Tracheal intubation is one of the most common and dangerous procedures in the intensive care units (ICU), and is usually done in more difficult conditions than in the operating room. Intubation failure can occur unexpectedly, and is the second most common event reflected in the ICU in the NAP4. Complications associated with airways were more likely to occur in ICU than in the operating room (severe hypoxemia, arrhythmia, hypotension, cardiovascular collapse, etc.), and generates more frequent damage to the patient. The theoretical benefits of videolaryngoscopes, as proper and correct use, offer the potential to reduce the difficulty of intubation in the ICU. In recent years, the role of videolaryngoscopes in ICU has been the subject of debate. Numerous studies have shown increased morbidity when performing multiple attempts at tracheal intubation.
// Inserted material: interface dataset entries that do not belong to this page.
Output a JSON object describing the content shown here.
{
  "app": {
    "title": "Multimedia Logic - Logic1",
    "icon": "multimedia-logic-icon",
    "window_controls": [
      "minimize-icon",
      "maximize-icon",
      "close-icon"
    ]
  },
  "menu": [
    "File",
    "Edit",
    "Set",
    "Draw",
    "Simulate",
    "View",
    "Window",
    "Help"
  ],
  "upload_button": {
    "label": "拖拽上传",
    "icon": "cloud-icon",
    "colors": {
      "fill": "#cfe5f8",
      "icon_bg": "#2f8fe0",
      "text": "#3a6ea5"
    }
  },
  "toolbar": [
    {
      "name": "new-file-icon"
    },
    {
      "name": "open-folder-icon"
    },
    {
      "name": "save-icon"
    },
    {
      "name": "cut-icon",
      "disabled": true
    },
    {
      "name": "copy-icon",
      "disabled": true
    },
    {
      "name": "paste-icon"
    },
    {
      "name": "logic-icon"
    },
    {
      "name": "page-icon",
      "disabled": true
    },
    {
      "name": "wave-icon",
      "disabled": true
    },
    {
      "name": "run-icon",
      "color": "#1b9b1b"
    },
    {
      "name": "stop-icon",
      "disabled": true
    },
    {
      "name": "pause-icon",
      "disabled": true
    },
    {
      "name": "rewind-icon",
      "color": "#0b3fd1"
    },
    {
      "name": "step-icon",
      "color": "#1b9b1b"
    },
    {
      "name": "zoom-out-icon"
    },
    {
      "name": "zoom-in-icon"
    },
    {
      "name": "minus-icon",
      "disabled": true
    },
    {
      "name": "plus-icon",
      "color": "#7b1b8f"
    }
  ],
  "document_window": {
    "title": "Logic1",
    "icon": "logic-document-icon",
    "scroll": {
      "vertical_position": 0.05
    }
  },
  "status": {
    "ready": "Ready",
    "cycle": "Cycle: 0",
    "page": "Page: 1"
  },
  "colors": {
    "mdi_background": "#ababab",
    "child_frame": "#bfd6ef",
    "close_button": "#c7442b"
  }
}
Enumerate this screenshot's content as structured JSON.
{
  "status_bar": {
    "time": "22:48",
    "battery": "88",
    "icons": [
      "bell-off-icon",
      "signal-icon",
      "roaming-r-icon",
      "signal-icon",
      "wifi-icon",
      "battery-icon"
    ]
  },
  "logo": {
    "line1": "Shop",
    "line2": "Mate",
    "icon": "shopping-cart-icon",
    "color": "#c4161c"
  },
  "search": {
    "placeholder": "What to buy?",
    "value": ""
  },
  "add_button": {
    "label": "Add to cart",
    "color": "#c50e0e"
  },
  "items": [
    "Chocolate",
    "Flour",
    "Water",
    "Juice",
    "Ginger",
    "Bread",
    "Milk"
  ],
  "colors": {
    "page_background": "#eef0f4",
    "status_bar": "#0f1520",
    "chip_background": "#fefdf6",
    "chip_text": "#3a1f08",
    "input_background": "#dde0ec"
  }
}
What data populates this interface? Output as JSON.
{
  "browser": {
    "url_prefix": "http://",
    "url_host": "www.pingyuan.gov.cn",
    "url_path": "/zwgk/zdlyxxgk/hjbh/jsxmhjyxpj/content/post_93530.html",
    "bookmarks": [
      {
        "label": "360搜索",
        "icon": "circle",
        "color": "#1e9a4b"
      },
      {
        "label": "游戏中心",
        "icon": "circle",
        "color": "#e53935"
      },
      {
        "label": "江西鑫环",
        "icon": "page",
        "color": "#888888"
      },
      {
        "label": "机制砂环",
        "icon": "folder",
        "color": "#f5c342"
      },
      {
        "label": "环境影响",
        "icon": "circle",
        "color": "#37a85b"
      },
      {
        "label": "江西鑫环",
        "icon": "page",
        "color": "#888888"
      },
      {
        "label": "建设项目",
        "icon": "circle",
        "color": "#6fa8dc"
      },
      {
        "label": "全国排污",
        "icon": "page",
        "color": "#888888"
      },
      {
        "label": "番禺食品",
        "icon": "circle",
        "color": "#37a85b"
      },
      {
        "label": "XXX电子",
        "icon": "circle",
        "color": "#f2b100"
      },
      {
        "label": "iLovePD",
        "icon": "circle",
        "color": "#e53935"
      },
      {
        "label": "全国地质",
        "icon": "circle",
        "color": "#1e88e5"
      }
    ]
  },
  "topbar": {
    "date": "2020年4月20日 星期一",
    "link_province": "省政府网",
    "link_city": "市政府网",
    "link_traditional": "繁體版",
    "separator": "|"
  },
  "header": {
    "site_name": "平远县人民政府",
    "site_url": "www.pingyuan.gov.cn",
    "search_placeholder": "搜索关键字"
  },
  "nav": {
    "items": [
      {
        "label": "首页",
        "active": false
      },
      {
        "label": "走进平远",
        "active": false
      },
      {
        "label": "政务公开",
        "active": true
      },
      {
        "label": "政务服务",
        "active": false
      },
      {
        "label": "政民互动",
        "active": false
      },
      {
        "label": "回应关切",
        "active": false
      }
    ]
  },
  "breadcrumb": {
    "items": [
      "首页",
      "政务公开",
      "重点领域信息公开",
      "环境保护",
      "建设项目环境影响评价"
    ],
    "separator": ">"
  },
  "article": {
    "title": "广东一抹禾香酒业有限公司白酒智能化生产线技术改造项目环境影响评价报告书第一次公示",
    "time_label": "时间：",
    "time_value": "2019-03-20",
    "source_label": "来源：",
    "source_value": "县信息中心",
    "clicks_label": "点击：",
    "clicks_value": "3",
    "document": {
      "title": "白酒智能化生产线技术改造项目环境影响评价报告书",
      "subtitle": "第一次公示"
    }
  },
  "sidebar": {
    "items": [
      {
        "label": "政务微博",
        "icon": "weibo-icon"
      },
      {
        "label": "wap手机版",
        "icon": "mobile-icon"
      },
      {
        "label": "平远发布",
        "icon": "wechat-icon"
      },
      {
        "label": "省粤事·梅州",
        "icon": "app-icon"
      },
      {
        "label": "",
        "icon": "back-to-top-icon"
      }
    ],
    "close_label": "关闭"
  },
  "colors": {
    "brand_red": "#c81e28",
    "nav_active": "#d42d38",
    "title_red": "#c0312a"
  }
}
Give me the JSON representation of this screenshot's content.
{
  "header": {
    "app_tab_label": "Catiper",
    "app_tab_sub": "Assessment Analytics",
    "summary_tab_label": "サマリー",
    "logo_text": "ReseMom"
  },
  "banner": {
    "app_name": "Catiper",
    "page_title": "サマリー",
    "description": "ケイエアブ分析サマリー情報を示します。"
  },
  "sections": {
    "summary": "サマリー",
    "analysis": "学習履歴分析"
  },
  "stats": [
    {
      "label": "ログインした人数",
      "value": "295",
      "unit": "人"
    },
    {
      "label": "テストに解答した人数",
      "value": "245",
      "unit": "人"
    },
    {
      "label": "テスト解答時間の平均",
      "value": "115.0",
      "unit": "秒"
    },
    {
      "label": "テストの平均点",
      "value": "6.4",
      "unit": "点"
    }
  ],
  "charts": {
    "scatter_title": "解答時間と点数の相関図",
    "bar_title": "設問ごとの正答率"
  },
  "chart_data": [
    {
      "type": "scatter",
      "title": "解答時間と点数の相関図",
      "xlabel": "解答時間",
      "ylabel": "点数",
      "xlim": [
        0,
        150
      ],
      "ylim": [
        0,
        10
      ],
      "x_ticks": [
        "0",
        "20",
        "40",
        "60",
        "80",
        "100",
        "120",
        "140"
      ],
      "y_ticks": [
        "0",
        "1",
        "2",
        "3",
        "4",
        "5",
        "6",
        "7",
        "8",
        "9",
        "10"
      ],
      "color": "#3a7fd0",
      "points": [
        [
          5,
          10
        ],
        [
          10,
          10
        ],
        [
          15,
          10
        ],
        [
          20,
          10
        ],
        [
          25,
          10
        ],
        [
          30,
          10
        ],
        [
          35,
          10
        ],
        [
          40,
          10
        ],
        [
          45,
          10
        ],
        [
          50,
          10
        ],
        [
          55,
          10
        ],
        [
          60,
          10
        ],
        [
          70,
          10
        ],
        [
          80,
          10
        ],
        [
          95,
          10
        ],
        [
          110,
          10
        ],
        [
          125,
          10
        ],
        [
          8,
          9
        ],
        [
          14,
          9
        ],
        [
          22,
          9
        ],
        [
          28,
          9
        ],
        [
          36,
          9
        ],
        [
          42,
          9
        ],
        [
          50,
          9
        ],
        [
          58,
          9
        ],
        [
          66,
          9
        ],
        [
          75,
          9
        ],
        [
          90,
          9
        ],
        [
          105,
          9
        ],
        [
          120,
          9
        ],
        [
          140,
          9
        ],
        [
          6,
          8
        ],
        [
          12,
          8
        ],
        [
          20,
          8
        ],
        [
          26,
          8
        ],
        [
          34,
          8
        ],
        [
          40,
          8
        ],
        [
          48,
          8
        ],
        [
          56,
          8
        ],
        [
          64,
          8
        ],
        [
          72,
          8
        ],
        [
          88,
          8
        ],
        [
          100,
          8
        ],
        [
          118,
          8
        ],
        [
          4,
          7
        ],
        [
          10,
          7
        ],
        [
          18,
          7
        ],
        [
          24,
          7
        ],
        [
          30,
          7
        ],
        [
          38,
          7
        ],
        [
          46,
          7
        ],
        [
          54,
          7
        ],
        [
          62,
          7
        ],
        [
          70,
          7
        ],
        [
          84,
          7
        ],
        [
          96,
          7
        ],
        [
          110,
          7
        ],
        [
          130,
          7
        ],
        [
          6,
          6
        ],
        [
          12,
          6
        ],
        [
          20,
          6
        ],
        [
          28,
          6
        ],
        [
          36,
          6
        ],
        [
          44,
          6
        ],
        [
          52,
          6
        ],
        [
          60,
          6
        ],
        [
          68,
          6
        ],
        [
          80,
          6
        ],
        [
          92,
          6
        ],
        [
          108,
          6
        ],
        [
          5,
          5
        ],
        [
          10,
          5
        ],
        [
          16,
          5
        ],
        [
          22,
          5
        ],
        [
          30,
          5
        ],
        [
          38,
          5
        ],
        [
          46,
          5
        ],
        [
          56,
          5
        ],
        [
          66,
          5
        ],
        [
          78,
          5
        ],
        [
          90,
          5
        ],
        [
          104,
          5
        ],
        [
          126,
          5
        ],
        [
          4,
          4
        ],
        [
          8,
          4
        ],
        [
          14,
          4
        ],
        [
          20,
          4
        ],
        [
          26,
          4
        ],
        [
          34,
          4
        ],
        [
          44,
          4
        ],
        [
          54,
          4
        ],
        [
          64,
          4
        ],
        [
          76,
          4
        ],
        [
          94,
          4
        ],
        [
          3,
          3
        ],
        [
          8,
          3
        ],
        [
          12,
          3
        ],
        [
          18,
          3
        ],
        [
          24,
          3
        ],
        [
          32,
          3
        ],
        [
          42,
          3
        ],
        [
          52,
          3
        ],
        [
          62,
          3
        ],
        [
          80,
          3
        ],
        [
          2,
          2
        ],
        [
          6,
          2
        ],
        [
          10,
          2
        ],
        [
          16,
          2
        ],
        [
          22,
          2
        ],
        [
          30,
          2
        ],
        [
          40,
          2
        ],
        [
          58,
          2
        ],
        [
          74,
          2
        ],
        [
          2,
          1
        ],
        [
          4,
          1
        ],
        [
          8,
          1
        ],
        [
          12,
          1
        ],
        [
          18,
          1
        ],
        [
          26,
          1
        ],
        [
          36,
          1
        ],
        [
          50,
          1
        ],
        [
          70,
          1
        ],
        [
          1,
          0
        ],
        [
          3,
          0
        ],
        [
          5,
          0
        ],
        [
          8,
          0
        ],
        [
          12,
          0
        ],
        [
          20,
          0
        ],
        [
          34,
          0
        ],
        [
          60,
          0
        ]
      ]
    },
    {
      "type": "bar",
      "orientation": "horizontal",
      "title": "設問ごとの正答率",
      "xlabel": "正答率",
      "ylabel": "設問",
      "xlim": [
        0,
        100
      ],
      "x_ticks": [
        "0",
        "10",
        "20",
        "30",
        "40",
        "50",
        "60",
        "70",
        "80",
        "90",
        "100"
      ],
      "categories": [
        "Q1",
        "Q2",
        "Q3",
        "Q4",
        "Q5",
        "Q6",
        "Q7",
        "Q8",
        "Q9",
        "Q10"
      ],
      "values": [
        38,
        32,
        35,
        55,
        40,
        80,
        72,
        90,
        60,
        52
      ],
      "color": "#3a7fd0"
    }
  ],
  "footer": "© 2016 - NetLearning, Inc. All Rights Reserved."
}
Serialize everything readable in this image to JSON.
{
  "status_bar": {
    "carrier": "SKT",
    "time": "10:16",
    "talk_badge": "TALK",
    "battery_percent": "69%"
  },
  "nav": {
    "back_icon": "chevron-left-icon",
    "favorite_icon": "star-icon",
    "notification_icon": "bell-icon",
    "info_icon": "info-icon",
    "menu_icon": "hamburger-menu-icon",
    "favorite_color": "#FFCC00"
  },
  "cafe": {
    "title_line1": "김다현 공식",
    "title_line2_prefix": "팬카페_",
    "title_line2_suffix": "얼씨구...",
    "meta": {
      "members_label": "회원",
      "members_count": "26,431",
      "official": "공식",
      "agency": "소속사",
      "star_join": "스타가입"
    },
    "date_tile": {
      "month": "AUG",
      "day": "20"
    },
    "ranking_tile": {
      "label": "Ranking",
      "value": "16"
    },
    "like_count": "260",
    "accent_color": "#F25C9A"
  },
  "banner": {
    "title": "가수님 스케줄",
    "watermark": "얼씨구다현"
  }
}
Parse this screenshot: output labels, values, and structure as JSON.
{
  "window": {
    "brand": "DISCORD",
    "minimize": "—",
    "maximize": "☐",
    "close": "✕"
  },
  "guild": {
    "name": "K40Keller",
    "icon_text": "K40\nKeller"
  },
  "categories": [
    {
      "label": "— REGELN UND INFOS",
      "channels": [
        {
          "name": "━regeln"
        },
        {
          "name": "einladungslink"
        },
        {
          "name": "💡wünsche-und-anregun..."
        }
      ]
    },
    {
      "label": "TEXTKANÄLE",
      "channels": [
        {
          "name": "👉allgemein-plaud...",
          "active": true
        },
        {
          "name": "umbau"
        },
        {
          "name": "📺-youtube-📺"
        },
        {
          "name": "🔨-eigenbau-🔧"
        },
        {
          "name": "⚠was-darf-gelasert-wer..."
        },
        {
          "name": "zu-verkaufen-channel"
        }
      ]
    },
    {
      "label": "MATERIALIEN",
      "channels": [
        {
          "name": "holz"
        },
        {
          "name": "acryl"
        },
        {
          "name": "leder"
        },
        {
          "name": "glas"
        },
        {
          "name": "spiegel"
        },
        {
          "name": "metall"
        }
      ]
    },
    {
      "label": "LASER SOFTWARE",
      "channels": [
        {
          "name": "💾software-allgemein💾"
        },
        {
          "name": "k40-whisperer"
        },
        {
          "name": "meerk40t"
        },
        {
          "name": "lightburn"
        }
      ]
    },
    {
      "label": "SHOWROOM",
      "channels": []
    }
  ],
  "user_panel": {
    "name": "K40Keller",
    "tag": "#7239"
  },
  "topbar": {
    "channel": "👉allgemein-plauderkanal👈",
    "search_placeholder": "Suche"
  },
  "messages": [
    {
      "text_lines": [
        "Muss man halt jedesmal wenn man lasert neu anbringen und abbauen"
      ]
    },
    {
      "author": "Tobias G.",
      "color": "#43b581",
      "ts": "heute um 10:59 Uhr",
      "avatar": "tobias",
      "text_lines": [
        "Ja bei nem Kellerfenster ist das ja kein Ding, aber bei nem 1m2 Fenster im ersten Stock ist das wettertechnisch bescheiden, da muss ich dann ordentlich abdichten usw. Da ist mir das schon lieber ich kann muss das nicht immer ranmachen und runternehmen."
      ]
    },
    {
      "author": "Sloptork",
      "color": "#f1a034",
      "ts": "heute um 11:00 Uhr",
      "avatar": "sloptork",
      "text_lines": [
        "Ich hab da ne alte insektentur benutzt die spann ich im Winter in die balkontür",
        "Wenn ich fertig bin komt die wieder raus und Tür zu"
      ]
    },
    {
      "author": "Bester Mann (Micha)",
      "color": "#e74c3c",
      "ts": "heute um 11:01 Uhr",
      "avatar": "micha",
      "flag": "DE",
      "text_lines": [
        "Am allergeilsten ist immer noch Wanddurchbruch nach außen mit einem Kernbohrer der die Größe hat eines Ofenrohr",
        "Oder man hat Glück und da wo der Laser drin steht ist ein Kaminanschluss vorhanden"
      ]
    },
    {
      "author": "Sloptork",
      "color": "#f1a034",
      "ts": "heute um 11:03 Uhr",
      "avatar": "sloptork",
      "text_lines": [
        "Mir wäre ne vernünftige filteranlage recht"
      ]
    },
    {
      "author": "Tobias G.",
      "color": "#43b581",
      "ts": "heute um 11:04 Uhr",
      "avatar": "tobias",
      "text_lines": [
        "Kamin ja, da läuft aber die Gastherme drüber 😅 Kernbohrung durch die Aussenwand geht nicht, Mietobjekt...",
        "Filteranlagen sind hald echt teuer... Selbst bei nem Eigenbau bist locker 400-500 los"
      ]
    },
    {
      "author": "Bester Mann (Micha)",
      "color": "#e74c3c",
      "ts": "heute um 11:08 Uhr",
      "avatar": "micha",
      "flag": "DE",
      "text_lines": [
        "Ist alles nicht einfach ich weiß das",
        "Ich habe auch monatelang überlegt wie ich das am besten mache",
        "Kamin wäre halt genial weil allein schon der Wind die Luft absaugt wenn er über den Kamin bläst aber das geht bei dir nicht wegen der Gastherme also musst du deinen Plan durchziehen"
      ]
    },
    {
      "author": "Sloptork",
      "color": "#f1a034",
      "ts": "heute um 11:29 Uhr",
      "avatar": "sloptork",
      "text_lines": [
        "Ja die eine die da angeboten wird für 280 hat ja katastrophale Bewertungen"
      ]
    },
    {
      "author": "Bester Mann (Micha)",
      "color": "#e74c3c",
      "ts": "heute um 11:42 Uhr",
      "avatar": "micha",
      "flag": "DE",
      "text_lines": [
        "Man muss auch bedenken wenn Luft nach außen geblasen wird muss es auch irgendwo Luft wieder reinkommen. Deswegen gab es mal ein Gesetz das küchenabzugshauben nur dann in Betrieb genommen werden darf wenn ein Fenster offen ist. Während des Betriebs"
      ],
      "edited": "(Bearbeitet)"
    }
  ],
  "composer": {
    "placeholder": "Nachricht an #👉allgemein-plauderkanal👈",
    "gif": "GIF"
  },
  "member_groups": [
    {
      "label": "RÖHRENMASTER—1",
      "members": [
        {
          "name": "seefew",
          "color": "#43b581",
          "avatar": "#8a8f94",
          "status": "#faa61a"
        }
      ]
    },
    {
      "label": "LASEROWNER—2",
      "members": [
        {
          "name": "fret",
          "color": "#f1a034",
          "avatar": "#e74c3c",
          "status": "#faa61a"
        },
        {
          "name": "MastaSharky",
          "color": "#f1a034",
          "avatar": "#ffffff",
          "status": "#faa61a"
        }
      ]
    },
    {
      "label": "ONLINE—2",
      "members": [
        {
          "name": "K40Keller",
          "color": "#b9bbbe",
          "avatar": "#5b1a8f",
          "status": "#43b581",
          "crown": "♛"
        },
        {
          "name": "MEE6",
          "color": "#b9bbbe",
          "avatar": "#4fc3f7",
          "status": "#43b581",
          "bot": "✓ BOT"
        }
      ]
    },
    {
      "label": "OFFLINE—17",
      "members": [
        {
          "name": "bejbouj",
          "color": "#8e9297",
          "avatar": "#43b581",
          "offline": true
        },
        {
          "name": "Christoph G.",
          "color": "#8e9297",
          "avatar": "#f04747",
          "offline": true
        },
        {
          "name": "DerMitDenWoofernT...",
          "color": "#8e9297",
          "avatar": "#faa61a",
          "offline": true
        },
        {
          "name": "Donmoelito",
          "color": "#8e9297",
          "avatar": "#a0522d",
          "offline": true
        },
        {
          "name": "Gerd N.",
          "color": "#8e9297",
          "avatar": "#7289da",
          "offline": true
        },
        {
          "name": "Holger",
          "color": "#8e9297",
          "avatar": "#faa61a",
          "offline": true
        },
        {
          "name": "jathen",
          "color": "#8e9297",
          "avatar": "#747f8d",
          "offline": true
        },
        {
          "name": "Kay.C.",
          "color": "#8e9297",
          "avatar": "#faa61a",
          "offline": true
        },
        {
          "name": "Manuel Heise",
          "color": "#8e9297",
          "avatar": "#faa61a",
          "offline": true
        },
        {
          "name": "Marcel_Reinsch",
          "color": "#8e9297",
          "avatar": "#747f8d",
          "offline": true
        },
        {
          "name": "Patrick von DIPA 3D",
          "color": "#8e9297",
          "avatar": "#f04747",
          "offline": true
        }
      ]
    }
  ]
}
Videolaryngoscopes allow a view of the entrance of glottis independent of the line of sight, and have also been shown to improve glottis and intubation success rates in emergency and emergency services, in the prehospital setting, and specifically in patients with known predictors of difficult airway (DA).
Part of the book: Bedside Procedures